exciting about video games is you don't just interact with the game physically -- you're not just moving your hand on a joystick, but you're asked to interact with the game psychologically and emotionally as well. You're not just watching the characters on screen; you're becoming those characters. Nina Huntemann, Game Over Violent Video Games: Do they Cause Violent Behavior? Disasters such as school shootings in Colorado and in other academic institutions
The second way is that individuals, specifically children can become desensitized to violence. This is because, daily exposure to violence may make one lose their emotional impact on them. Apparently, when one becomes emotionally numb, it becomes easier for them to engage in violence (Harding). The General Aggression Model This is a model that attempts to explain both the development of aggression an individual differences in susceptibility to the influence of

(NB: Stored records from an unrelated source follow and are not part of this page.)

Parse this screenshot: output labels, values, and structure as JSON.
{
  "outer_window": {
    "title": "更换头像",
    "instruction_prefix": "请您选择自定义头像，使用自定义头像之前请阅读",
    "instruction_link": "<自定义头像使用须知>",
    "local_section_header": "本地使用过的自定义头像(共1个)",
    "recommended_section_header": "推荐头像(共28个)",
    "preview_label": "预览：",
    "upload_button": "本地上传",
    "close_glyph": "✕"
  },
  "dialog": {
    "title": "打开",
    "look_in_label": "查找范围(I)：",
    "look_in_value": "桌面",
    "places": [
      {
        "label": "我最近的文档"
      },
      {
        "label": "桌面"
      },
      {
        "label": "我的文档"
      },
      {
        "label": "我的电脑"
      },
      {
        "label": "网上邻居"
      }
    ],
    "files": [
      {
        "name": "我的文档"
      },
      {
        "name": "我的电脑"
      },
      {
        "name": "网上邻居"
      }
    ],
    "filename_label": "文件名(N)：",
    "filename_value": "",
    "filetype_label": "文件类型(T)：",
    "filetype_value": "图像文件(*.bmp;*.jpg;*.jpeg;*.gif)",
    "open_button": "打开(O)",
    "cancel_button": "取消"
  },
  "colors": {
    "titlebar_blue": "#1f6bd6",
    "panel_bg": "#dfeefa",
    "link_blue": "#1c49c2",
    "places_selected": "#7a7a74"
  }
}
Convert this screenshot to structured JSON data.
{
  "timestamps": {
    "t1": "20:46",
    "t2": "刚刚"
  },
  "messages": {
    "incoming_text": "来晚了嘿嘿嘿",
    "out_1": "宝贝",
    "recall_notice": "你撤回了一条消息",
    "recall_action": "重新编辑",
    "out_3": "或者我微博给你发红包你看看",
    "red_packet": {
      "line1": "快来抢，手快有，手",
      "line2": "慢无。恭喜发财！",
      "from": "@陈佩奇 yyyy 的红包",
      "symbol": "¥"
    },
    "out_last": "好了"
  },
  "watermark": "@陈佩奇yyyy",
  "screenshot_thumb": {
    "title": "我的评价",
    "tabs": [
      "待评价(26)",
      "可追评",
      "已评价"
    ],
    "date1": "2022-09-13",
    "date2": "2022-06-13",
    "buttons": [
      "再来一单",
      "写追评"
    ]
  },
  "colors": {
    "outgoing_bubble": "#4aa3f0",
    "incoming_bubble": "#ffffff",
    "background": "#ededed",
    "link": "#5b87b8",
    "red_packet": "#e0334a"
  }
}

This term seems to have been coined in the 1990s when researchers were attempting to describe a constellation of behaviors observed in persons using the Internet to such an extent that it began to cause other aspects of their lives to become dysfunctional. The DSM-IV disorder most similar to the pattern of behaviors observed with overuse of video games is pathological gambling. Presumably, the more colloquial term addiction was derived
Winning a game activates a cerebral reward center, in a way that 'teaches' players to be violent in a Pavlovian way, so the players associate acting violently with gaining a reward. This thesis has been supported by recent MRI scanning research examining the brains of children who have just played violent video games: "A new study employing state-of-the-art brain-scanning technology…say that brain scans of kids who played a violent
However, boys played almost two times the amount of hours as girls. Gentile stated, "It is important that people realize that playing a lot is not the same thing as pathological play. For something to be an addiction, it has to mean more than you do it a lot. It has to mean that you do it in such a way that it damages your life. This is why we-based
" (Eagleheart, 2000) Eagleheart (2002) notes that violence does constitute a primary concern for children, particularly in schools. Rather than contributing video games as a cause of violence in children, she encourages educators and others to look deeper and consider that violene has goals; that the particular goal will depend on the individual. At times, goals of violence may be evident, conscious choices from a child is playing now wants. Other